Best Neighborhoods in Valencia

  • Ruzafa: Super cool and quickly gentrifying, Ruzafa is a brisk walk south of the train station, establishing itself as a place where people all around the city can congregate and enjoy all the treasures this little corner of town has to offer. Unapologetically hipster equipped with unique art spaces and cupcake-central bakeries, Ruzafa is a place where you can find everything. Whether you want to nurse a gin and tonic or scoff down veggie delights, Ruzafa is a place where a unique brand of appeal lies everywhere – including the streets.
  • El Carmen: A tangled web of streets, alleys, and plazas, El Carmen has largely shaken off its seedy past to become Valencia’s most famous neighborhood. For many, El Carmen is the city. When you “go downtown,” this is where you generally end up. With narrow cobbled streets, cool street art, cute boutiques, quaint bars, delightful restaurants, and an eclectic mix of people mingling about the plazas, it’s one of the most popular places for tourists to visit. Beautiful and one of a kind, El Carmen is anything but boring.

Home-types in Valencia

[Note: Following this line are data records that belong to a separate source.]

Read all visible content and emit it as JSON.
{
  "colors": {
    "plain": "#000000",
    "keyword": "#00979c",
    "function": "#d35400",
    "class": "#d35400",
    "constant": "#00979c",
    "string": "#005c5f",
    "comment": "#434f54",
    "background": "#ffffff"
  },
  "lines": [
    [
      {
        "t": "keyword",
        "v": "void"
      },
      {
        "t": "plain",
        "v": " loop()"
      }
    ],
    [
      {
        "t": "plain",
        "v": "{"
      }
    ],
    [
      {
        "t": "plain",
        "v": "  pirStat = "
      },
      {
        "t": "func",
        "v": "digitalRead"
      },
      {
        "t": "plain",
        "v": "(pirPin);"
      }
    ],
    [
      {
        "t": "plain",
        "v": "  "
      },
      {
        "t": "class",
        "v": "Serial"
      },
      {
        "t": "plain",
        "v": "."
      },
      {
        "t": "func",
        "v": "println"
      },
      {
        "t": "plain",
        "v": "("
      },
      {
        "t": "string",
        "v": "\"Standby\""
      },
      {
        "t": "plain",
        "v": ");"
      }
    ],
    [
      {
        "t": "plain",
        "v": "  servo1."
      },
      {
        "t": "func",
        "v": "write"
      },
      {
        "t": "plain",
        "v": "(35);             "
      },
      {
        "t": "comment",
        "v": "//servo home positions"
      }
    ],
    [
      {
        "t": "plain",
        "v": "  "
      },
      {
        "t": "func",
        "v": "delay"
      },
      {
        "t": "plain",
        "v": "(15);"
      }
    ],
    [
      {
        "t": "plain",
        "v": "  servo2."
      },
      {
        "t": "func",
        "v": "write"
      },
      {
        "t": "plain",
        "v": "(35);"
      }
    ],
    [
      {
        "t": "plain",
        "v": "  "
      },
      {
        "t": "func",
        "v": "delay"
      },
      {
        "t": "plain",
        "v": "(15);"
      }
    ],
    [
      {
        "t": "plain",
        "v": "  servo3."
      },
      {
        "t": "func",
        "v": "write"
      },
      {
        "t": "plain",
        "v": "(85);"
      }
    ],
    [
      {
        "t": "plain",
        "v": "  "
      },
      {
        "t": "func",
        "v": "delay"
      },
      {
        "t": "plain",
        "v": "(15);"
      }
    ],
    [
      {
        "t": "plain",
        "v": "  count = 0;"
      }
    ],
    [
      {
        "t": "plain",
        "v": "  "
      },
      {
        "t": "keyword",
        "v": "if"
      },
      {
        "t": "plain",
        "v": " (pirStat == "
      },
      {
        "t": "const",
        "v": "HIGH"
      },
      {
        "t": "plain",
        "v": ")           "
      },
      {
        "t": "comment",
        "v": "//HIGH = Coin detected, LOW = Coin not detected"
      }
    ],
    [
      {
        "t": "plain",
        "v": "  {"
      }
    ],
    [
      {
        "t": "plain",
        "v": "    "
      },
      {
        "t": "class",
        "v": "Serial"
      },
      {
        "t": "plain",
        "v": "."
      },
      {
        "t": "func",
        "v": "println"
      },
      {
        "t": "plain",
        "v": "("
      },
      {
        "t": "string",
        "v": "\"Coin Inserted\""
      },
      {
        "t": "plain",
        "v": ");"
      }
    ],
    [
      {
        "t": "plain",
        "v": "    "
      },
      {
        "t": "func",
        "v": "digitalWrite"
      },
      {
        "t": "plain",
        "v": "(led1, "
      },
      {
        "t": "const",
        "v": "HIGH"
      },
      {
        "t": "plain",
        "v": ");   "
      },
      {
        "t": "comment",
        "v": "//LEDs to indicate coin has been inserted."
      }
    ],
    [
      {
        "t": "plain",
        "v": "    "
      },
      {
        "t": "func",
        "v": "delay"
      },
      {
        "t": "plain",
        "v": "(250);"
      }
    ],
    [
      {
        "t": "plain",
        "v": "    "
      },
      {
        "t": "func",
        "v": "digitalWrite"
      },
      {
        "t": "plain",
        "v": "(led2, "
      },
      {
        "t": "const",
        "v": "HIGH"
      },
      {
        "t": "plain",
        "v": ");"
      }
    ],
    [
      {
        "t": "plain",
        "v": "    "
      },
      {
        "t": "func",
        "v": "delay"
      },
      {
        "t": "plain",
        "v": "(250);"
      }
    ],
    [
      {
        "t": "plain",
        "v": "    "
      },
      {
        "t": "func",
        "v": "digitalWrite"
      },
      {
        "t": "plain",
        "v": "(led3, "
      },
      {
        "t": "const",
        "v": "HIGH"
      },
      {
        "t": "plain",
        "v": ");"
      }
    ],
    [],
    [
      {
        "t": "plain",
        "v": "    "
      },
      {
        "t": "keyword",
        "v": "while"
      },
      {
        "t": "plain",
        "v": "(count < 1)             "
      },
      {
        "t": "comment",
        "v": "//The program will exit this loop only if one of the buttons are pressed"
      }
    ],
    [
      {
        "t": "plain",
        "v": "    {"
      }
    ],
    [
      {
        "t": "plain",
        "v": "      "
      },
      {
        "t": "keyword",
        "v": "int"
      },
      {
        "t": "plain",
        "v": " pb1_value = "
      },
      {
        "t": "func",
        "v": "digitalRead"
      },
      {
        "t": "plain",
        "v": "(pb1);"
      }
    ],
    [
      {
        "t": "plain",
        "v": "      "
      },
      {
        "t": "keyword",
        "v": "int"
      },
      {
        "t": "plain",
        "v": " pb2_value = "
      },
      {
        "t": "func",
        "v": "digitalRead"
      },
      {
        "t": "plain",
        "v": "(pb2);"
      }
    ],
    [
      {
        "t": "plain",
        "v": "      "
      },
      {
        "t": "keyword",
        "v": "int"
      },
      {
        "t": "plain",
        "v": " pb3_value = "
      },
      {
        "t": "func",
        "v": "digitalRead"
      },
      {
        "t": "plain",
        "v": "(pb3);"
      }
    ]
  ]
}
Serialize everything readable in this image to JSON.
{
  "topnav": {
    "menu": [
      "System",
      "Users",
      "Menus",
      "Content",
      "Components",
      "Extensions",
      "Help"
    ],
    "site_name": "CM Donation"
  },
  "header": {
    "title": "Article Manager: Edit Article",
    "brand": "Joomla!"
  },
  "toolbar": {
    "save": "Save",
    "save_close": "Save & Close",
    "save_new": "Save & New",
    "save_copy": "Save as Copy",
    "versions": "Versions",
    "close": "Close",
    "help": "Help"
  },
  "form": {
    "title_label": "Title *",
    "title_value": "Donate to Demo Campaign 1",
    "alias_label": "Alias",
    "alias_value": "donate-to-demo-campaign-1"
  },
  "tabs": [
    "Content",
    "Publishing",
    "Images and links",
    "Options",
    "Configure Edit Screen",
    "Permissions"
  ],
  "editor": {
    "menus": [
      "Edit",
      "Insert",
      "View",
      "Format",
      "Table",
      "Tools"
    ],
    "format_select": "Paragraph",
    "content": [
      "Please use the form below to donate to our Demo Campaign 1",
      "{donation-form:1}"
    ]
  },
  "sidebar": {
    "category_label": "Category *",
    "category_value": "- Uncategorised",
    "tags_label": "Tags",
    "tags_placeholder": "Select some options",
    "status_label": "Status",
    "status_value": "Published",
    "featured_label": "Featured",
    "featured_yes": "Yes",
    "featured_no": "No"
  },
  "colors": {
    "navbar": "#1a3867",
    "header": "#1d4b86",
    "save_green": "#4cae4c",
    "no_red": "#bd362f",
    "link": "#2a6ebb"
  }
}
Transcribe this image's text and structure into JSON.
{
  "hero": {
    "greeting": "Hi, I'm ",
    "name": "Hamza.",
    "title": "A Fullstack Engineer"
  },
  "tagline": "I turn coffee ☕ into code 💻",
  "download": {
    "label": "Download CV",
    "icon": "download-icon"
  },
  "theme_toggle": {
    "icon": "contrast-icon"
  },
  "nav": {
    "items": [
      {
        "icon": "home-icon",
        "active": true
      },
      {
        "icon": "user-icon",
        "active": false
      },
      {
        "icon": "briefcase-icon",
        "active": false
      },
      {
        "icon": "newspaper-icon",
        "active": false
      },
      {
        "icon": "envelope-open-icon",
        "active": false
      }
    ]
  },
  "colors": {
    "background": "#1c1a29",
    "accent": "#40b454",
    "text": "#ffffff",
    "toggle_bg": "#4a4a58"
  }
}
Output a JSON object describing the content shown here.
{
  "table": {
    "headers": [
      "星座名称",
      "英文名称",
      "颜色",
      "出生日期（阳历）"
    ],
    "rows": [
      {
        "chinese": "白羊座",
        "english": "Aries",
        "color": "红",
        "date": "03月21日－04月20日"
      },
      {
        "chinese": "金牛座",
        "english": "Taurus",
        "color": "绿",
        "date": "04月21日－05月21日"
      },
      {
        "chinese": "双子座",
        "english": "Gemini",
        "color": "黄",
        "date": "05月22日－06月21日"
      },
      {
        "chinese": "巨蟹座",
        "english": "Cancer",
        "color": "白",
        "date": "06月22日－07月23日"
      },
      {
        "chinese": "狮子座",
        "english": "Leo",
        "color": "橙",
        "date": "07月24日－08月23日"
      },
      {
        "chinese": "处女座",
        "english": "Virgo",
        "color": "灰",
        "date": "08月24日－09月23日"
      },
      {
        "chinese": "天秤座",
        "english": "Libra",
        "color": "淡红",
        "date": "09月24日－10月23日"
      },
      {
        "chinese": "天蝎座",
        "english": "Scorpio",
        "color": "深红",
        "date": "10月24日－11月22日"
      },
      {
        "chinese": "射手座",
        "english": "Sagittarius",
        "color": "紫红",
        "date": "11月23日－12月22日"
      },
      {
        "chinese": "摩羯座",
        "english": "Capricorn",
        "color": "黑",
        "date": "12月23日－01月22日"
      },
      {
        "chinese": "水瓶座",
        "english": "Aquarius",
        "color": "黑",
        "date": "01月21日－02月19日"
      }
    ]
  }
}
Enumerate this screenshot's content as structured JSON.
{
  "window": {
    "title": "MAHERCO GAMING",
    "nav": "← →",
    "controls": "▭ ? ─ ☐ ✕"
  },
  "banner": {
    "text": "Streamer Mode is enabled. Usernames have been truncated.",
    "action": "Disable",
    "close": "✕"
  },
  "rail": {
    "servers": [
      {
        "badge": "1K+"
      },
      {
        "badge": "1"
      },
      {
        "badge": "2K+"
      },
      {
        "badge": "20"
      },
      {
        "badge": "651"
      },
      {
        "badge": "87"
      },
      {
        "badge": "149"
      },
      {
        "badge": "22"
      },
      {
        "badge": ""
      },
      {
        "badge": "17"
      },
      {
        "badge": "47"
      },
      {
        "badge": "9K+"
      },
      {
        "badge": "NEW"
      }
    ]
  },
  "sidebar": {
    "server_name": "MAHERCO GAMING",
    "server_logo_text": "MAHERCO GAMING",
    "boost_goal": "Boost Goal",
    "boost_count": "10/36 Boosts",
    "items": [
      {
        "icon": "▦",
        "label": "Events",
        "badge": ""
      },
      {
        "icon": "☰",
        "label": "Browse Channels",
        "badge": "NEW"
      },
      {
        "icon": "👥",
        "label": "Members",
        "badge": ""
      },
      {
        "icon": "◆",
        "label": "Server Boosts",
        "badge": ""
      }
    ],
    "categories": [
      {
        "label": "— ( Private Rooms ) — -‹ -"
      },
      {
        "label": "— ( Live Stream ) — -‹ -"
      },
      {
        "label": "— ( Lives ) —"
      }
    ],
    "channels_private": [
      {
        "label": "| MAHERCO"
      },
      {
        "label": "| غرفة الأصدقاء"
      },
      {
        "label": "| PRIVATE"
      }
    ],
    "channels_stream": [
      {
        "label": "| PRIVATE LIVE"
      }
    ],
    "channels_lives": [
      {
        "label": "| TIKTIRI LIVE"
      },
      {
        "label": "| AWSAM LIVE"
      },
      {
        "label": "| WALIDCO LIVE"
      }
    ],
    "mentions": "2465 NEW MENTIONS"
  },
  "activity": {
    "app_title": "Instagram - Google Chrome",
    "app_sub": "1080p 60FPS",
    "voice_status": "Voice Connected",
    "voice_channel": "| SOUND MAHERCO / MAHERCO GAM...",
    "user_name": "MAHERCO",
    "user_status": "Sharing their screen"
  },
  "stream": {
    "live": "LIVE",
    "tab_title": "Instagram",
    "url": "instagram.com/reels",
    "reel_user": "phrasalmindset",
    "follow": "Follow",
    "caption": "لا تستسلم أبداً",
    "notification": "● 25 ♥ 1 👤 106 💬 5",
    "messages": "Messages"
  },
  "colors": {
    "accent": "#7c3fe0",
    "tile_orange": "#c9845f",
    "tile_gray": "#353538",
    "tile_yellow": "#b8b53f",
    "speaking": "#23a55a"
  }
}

Valencia has a variety of property types for you to consider when booking a trip. Here are the most popular property types in Valencia:
Top destinations in Valencian Community